• **EXERCISE INSTRUCTIONS**
Look over the lines below. Report each one that includes the string "next".

• **SUPPLIED DATA**
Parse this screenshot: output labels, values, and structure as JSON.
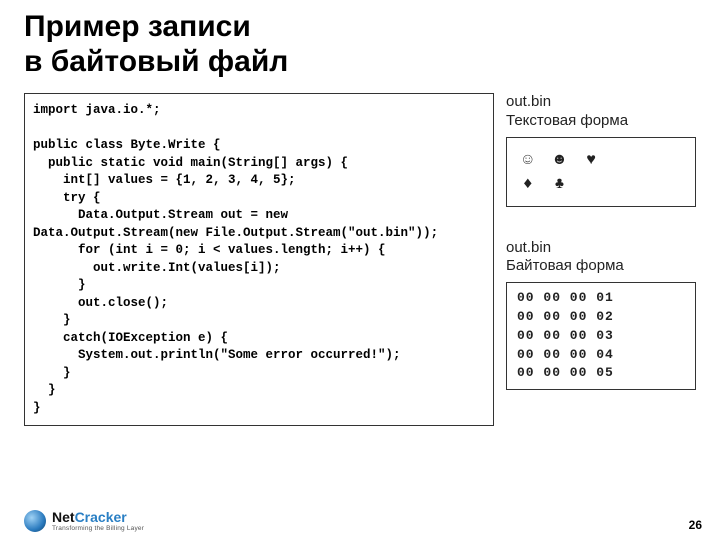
{
  "title_line1": "Пример записи",
  "title_line2": "в байтовый файл",
  "code": "import java.io.*;\n\npublic class Byte.Write {\n  public static void main(String[] args) {\n    int[] values = {1, 2, 3, 4, 5};\n    try {\n      Data.Output.Stream out = new\nData.Output.Stream(new File.Output.Stream(\"out.bin\"));\n      for (int i = 0; i < values.length; i++) {\n        out.write.Int(values[i]);\n      }\n      out.close();\n    }\n    catch(IOException e) {\n      System.out.println(\"Some error occurred!\");\n    }\n  }\n}",
  "textform": {
    "label_line1": "out.bin",
    "label_line2": "Текстовая форма",
    "row1": "☺☻♥",
    "row2": "♦♣"
  },
  "byteform": {
    "label_line1": "out.bin",
    "label_line2": "Байтовая форма",
    "rows": [
      "00 00 00 01",
      "00 00 00 02",
      "00 00 00 03",
      "00 00 00 04",
      "00 00 00 05"
    ]
  },
  "footer": {
    "logo_name_net": "Net",
    "logo_name_cracker": "Cracker",
    "logo_tagline": "Transforming the Billing Layer",
    "page_number": "26"
  }
}
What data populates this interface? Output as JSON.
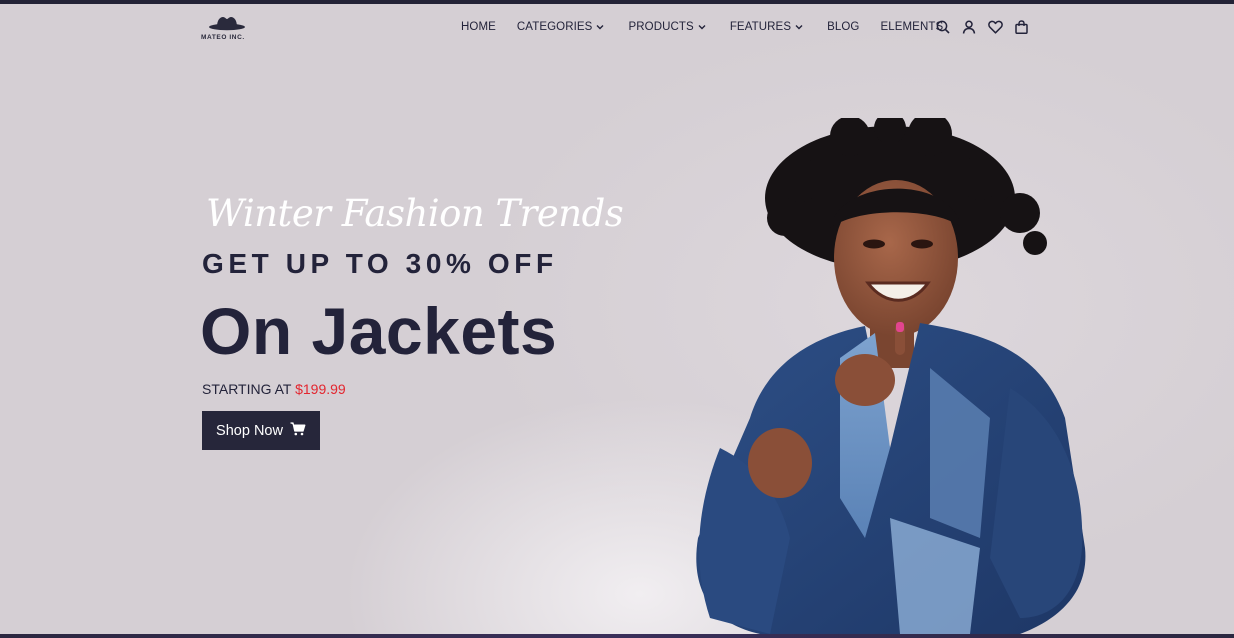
{
  "brand": {
    "logo_text": "MATEO INC."
  },
  "nav": {
    "items": [
      {
        "label": "HOME",
        "has_dropdown": false
      },
      {
        "label": "CATEGORIES",
        "has_dropdown": true
      },
      {
        "label": "PRODUCTS",
        "has_dropdown": true
      },
      {
        "label": "FEATURES",
        "has_dropdown": true
      },
      {
        "label": "BLOG",
        "has_dropdown": false
      },
      {
        "label": "ELEMENTS",
        "has_dropdown": false
      }
    ]
  },
  "header_icons": [
    "search-icon",
    "user-icon",
    "heart-icon",
    "shopping-bag-icon"
  ],
  "hero": {
    "script_title": "Winter Fashion Trends",
    "promo": "GET UP TO 30% OFF",
    "headline": "On Jackets",
    "price_prefix": "STARTING AT",
    "price": "$199.99",
    "cta_label": "Shop Now",
    "cta_icon": "cart-icon"
  },
  "colors": {
    "background": "#d5cfd4",
    "text_dark": "#23233a",
    "price_red": "#e3262f",
    "button_bg": "#26263a",
    "script_white": "#ffffff"
  }
}
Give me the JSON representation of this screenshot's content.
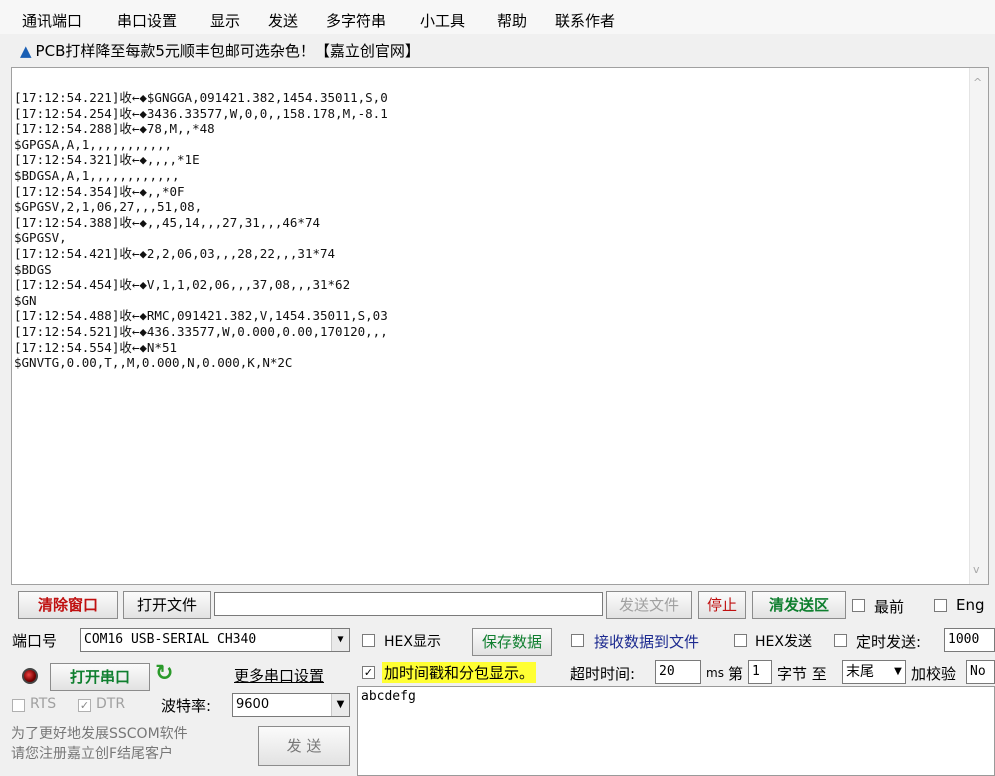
{
  "menu": [
    "通讯端口",
    "串口设置",
    "显示",
    "发送",
    "多字符串",
    "小工具",
    "帮助",
    "联系作者"
  ],
  "ad": {
    "marker": "▲",
    "text": "PCB打样降至每款5元顺丰包邮可选杂色！【嘉立创官网】"
  },
  "receive": {
    "lines": [
      "[17:12:54.221]收←◆$GNGGA,091421.382,1454.35011,S,0",
      "[17:12:54.254]收←◆3436.33577,W,0,0,,158.178,M,-8.1",
      "[17:12:54.288]收←◆78,M,,*48",
      "$GPGSA,A,1,,,,,,,,,,,",
      "[17:12:54.321]收←◆,,,,*1E",
      "$BDGSA,A,1,,,,,,,,,,,,",
      "[17:12:54.354]收←◆,,*0F",
      "$GPGSV,2,1,06,27,,,51,08,",
      "[17:12:54.388]收←◆,,45,14,,,27,31,,,46*74",
      "$GPGSV,",
      "[17:12:54.421]收←◆2,2,06,03,,,28,22,,,31*74",
      "$BDGS",
      "[17:12:54.454]收←◆V,1,1,02,06,,,37,08,,,31*62",
      "$GN",
      "[17:12:54.488]收←◆RMC,091421.382,V,1454.35011,S,03",
      "[17:12:54.521]收←◆436.33577,W,0.000,0.00,170120,,,",
      "[17:12:54.554]收←◆N*51",
      "$GNVTG,0.00,T,,M,0.000,N,0.000,K,N*2C"
    ],
    "scroll_up": "^",
    "scroll_down": "v"
  },
  "toolbar": {
    "clear_window": "清除窗口",
    "open_file": "打开文件",
    "file_path": "",
    "send_file": "发送文件",
    "stop": "停止",
    "clear_send": "清发送区",
    "topmost": "最前",
    "english": "Eng"
  },
  "port": {
    "port_label": "端口号",
    "port_value": "COM16 USB-SERIAL CH340",
    "hex_display": "HEX显示",
    "save_data": "保存数据",
    "recv_to_file": "接收数据到文件",
    "hex_send": "HEX发送",
    "timed_send": "定时发送:",
    "timed_value": "1000",
    "open_port": "打开串口",
    "more_settings": "更多串口设置",
    "timestamp": "加时间戳和分包显示。",
    "timeout_label": "超时时间:",
    "timeout_value": "20",
    "ms": "ms",
    "di": "第",
    "byte_from": "1",
    "byte_unit": "字节 至",
    "byte_to": "末尾",
    "checksum_label": "加校验",
    "checksum_value": "No",
    "rts": "RTS",
    "dtr": "DTR",
    "baud_label": "波特率:",
    "baud_value": "9600",
    "send_button": "发 送",
    "send_text": "abcdefg",
    "footer_line1": "为了更好地发展SSCOM软件",
    "footer_line2": "请您注册嘉立创F结尾客户"
  }
}
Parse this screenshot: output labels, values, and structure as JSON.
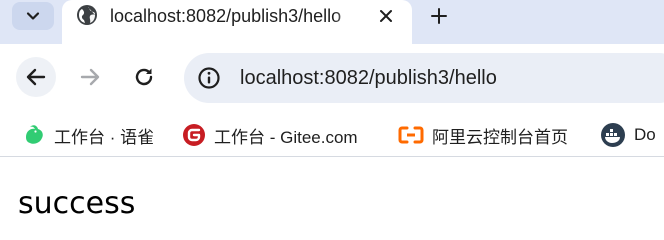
{
  "tabbar": {
    "tab_title": "localhost:8082/publish3/hello",
    "icons": {
      "menu": "chevron-down-icon",
      "favicon": "globe-icon",
      "close": "close-icon",
      "new_tab": "plus-icon"
    }
  },
  "toolbar": {
    "url": "localhost:8082/publish3/hello",
    "icons": {
      "back": "arrow-left-icon",
      "forward": "arrow-right-icon",
      "reload": "reload-icon",
      "site_info": "info-icon"
    }
  },
  "bookmarks": [
    {
      "label": "工作台 · 语雀",
      "icon": "yuque-icon"
    },
    {
      "label": "工作台 - Gitee.com",
      "icon": "gitee-icon"
    },
    {
      "label": "阿里云控制台首页",
      "icon": "aliyun-icon"
    },
    {
      "label": "Do",
      "icon": "docker-icon"
    }
  ],
  "page": {
    "body_text": "success"
  },
  "colors": {
    "tabbar_bg": "#dfe6f6",
    "omnibox_bg": "#eaeef6",
    "gitee_red": "#c71d23",
    "aliyun_orange": "#ff6a00",
    "yuque_green": "#31cc73"
  }
}
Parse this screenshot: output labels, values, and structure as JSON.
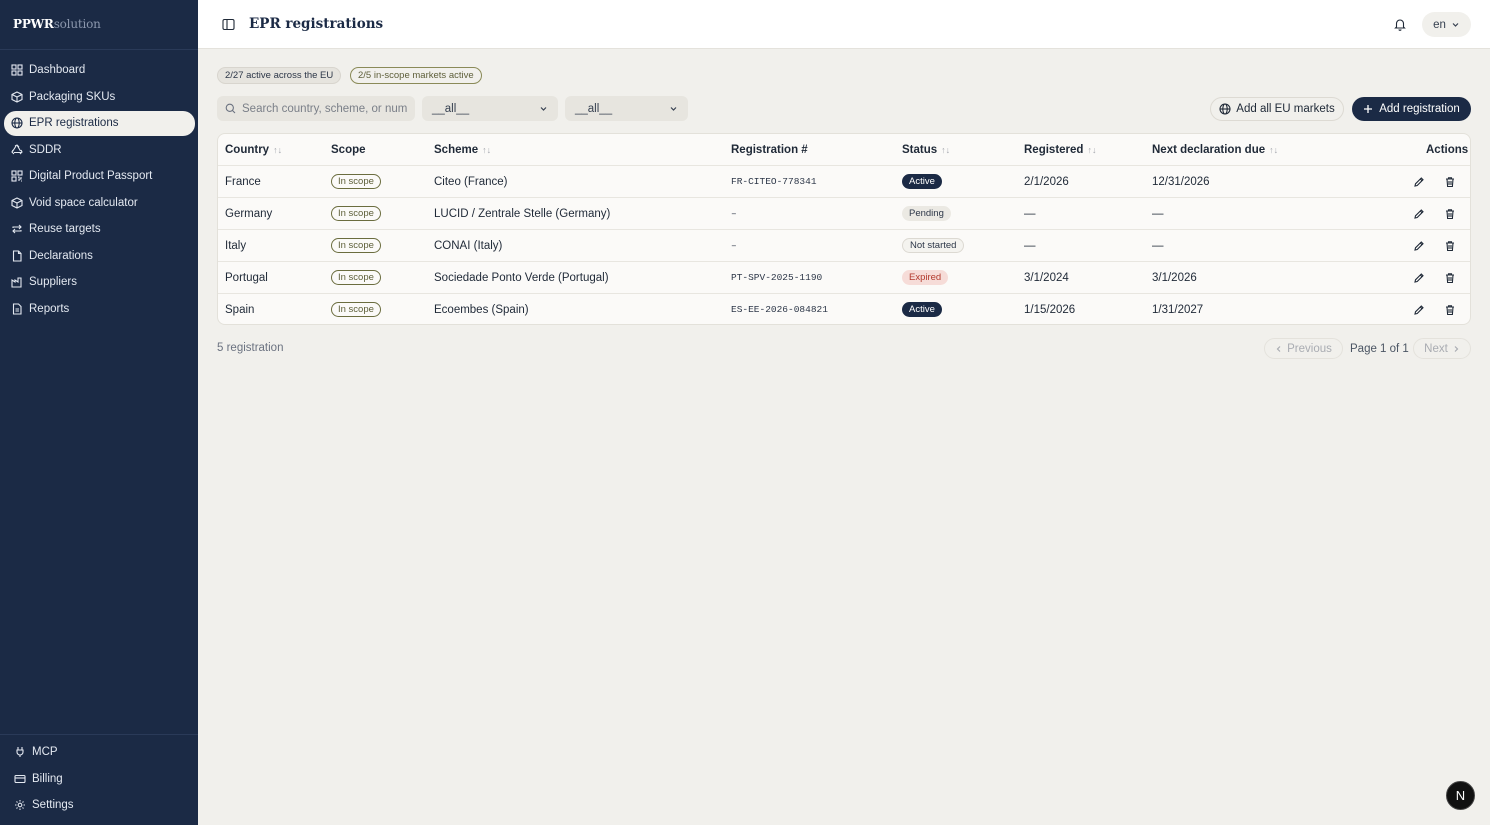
{
  "brand": {
    "bold": "PPWR",
    "light": "solution"
  },
  "sidebar": {
    "items": [
      {
        "label": "Dashboard",
        "icon": "grid-icon"
      },
      {
        "label": "Packaging SKUs",
        "icon": "package-icon"
      },
      {
        "label": "EPR registrations",
        "icon": "globe-icon",
        "active": true
      },
      {
        "label": "SDDR",
        "icon": "recycle-icon"
      },
      {
        "label": "Digital Product Passport",
        "icon": "qr-icon"
      },
      {
        "label": "Void space calculator",
        "icon": "box-icon"
      },
      {
        "label": "Reuse targets",
        "icon": "repeat-icon"
      },
      {
        "label": "Declarations",
        "icon": "file-icon"
      },
      {
        "label": "Suppliers",
        "icon": "factory-icon"
      },
      {
        "label": "Reports",
        "icon": "report-icon"
      }
    ],
    "bottom": [
      {
        "label": "MCP",
        "icon": "plug-icon"
      },
      {
        "label": "Billing",
        "icon": "card-icon"
      },
      {
        "label": "Settings",
        "icon": "gear-icon"
      }
    ]
  },
  "topbar": {
    "title": "EPR registrations",
    "lang": "en"
  },
  "badges": {
    "active_eu": "2/27 active across the EU",
    "in_scope": "2/5 in-scope markets active"
  },
  "filters": {
    "search_placeholder": "Search country, scheme, or num",
    "select1": "__all__",
    "select2": "__all__"
  },
  "buttons": {
    "add_all": "Add all EU markets",
    "add_registration": "Add registration"
  },
  "table": {
    "headers": {
      "country": "Country",
      "scope": "Scope",
      "scheme": "Scheme",
      "reg": "Registration #",
      "status": "Status",
      "registered": "Registered",
      "next": "Next declaration due",
      "actions": "Actions"
    },
    "rows": [
      {
        "country": "France",
        "scope": "In scope",
        "scheme": "Citeo (France)",
        "reg": "FR-CITEO-778341",
        "status": "Active",
        "registered": "2/1/2026",
        "next": "12/31/2026"
      },
      {
        "country": "Germany",
        "scope": "In scope",
        "scheme": "LUCID / Zentrale Stelle (Germany)",
        "reg": "–",
        "status": "Pending",
        "registered": "—",
        "next": "—"
      },
      {
        "country": "Italy",
        "scope": "In scope",
        "scheme": "CONAI (Italy)",
        "reg": "–",
        "status": "Not started",
        "registered": "—",
        "next": "—"
      },
      {
        "country": "Portugal",
        "scope": "In scope",
        "scheme": "Sociedade Ponto Verde (Portugal)",
        "reg": "PT-SPV-2025-1190",
        "status": "Expired",
        "registered": "3/1/2024",
        "next": "3/1/2026"
      },
      {
        "country": "Spain",
        "scope": "In scope",
        "scheme": "Ecoembes (Spain)",
        "reg": "ES-EE-2026-084821",
        "status": "Active",
        "registered": "1/15/2026",
        "next": "1/31/2027"
      }
    ]
  },
  "footer": {
    "count": "5 registration",
    "prev": "Previous",
    "page": "Page 1 of 1",
    "next": "Next"
  },
  "fab": {
    "label": "N"
  },
  "colors": {
    "sidebar": "#1b2a45",
    "accent": "#1b2a45",
    "background": "#f1f0ec",
    "expired": "#b23a2e"
  }
}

• **WRITTEN SOLUTION**
      "next": "Next declaration due",
        "next": "12/31/2026"
        "next": "—"
        "next": "—"
        "next": "3/1/2026"
        "next": "1/31/2027"
    "next": "Next"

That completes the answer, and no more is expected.